Finding some common ground
Coster said it was a topic that had "very emotive opinions on either side".
"What we need to find here is some common ground so we're able to have some sensible conversation about the issue. Police recognises that it has a part to play in tackling these issues, we need to be able to do that from a strong evidence base.
"The part of the challenge here is the tendency to start with raw statistics and those statistics will tell a devastating story for Māori in terms of criminal justice. Police's part in that needs more examination. We have a range of challenges that occur upstream of policing that can lead to poor outcomes for Māori. We need to understand what our part of it is and it we can get that in sight we can have a conversation about the right way to shift it."
The statistics did not tell the whole story, in Coster's view, because the need for policing was the "consequence of many other troubles".
They included family violence, mental health, drugs, alcohol or other issues.
"The starting point is poor. We need to understand if police is making that worse and if so, in what ways so that we can shift it. Our people come to work to do a great job. And they do a great job, so tackling this in a way that respects the intent our people but also owns the problem is part of what research will help us do."
If issues were raised during the research, then police needed to make change, Coster said.
"We are not waiting though, there are already areas where we are working in terms of looking to shift outcomes in terms of Māori."
The research had been "in design for a little while now" and had come together in the past few weeks, Coster said.
The study will focus not just on front-line police staff and their interactions, but also on policy, training, and deployment.
Criminal justice advocate Sir Kim Workman KNZM QSO will chair the external reference group to provide expert, independent, academic, cultural and community advice to the research programme.
In a statement issued by police, he said: "As a critic of the criminal justice system on the issue of bias for the last 20 years, I welcome this project as a watershed moment.
"This project is a positive step forward and a unique opportunity for the community to co-operate in a way that assists this work.
"I commend the Police Commissioner and Police Executive for their leadership on this topic within their organisation and the community and I look forward to chairing the voice of the community as part of this work."
Coster said police would continue other efforts to ensure objectivity.
Photographing young rangatahi
RNZ recently revealed officers were approaching Māori youths who had done nothing wrong and photographing them.
There were three areas at risk of bias in policing, Coster said.
"Who we stop and speak to, how we use force, and how we seek prosecutions. There are other areas but those are the ones that really stick out, and when you look at the raw statistics, those are the areas where the outcomes are worst for Māori."
The issue of police stopping young rangatahi and photographing them came under the subject of who police stopped, Coster said.

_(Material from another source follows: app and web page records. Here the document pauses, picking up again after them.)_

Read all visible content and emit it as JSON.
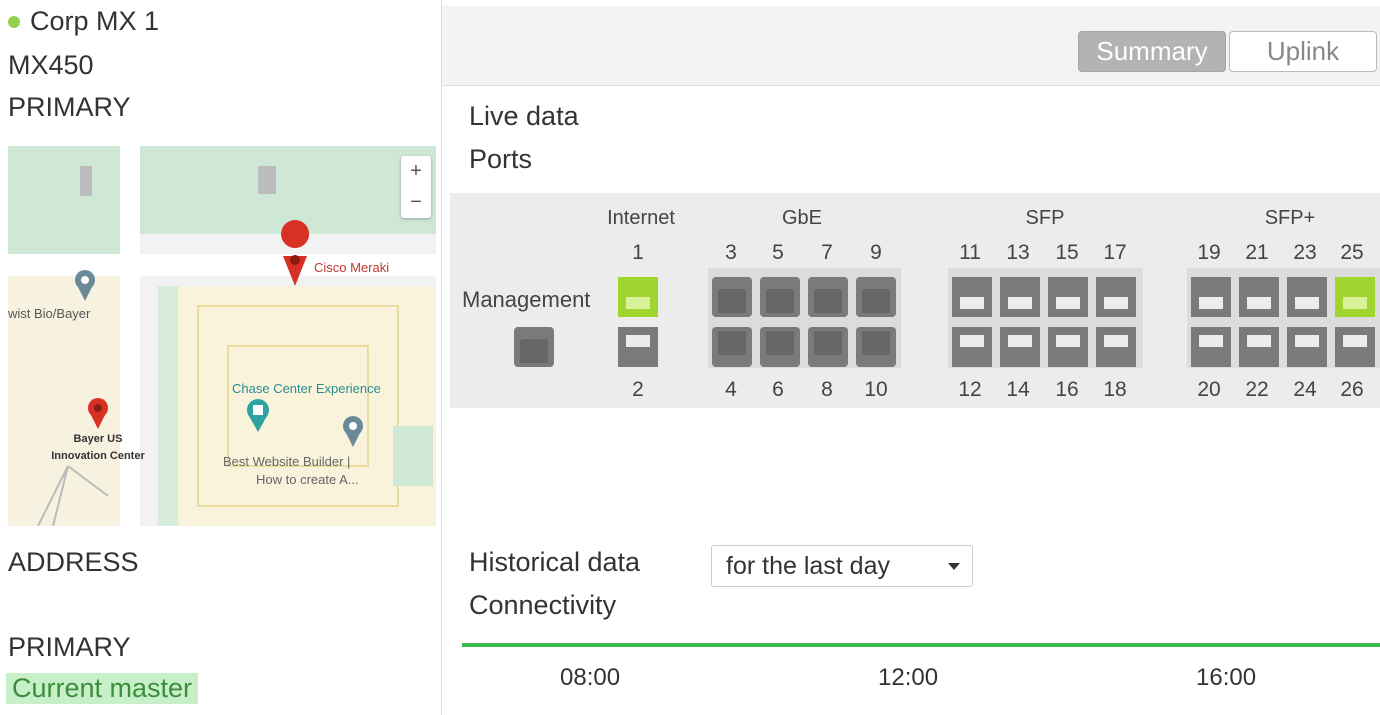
{
  "device": {
    "name": "Corp MX 1",
    "model": "MX450",
    "role": "PRIMARY",
    "status_color": "#8fd14f"
  },
  "map": {
    "zoom_in": "+",
    "zoom_out": "−",
    "places": {
      "cisco_meraki": "Cisco Meraki",
      "twist_bio": "wist Bio/Bayer",
      "chase_center": "Chase Center Experience",
      "bayer_line1": "Bayer US",
      "bayer_line2": "Innovation Center",
      "builder_line1": "Best Website Builder |",
      "builder_line2": "How to create A..."
    }
  },
  "left_footer": {
    "address_label": "ADDRESS",
    "primary_label": "PRIMARY",
    "current_master": "Current master"
  },
  "tabs": {
    "summary": "Summary",
    "uplink": "Uplink",
    "active": "Summary"
  },
  "live": {
    "section_label": "Live data",
    "ports_label": "Ports"
  },
  "ports": {
    "management_label": "Management",
    "groups": {
      "internet": "Internet",
      "gbe": "GbE",
      "sfp": "SFP",
      "sfp_plus": "SFP+"
    },
    "numbers": {
      "p1": "1",
      "p2": "2",
      "p3": "3",
      "p4": "4",
      "p5": "5",
      "p6": "6",
      "p7": "7",
      "p8": "8",
      "p9": "9",
      "p10": "10",
      "p11": "11",
      "p12": "12",
      "p13": "13",
      "p14": "14",
      "p15": "15",
      "p16": "16",
      "p17": "17",
      "p18": "18",
      "p19": "19",
      "p20": "20",
      "p21": "21",
      "p22": "22",
      "p23": "23",
      "p24": "24",
      "p25": "25",
      "p26": "26"
    },
    "active_ports": [
      "1",
      "25"
    ],
    "active_color": "#9fd52e",
    "inactive_color": "#7a7a7a"
  },
  "historical": {
    "section_label": "Historical data",
    "range_select": "for the last day",
    "connectivity_label": "Connectivity",
    "connectivity_color": "#3cb94f",
    "ticks": [
      "08:00",
      "12:00",
      "16:00"
    ]
  }
}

"We are obviously looking at that issue completely separately and the IPCA is and the [children's] commissioner is, so there's actually a number of pieces of work urgently looking into [that].
"The broader topic of who we stop and speak to is a really important one. Community has high expectations of what police will do to prevent crime and there's an important conversation to be had of what the trade-offs are in that area."

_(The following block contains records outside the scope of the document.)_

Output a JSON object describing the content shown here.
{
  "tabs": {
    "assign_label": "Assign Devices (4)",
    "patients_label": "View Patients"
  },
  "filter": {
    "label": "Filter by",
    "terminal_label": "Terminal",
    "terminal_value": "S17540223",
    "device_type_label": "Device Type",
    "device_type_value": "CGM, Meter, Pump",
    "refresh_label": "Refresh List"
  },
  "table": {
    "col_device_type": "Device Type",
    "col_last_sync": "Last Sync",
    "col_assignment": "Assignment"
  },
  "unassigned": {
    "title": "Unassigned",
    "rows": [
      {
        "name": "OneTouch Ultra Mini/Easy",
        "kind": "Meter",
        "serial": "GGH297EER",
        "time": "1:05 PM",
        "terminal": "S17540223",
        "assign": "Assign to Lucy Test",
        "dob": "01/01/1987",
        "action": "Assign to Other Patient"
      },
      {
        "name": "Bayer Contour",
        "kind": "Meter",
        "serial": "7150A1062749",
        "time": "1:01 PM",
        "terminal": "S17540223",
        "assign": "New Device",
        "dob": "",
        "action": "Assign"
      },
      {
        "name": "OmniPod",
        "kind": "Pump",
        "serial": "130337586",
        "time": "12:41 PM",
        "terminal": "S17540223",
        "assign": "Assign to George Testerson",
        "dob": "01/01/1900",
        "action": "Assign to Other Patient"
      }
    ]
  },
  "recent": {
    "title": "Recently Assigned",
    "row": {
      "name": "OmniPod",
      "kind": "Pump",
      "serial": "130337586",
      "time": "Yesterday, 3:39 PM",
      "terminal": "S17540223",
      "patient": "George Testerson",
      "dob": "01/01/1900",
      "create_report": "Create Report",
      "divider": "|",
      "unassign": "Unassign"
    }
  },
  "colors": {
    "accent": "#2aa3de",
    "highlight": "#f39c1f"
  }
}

Coster said he had told police that stopping and photographing rangatahi was not appropriate, but did not say it had stopped altogether.
"Police carry on doing our business in terms of preventing crime and the balance that we have to strike there is when is it appropriate for us to stop and speak to somebody ... in a preventative context, recognising that is not an exact science."

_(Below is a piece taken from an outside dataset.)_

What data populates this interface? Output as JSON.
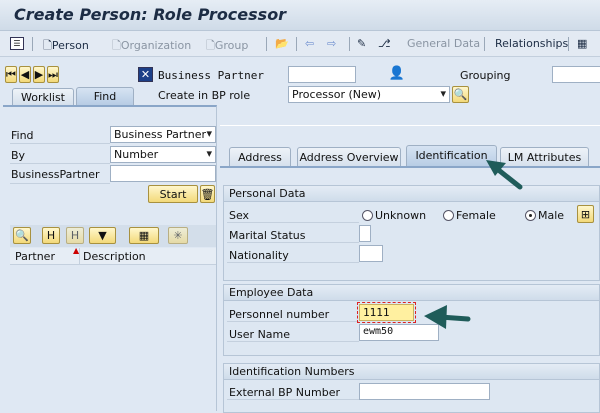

In any case where police were aware of photos being taken inappropriately, the images had been deleted, Coster said.
"We do need people to come forward, though, to understand that ... we will do our best to interrogate our system to see whether there are pictures there that shouldn't have been taken and that's a piece of work that we have underway."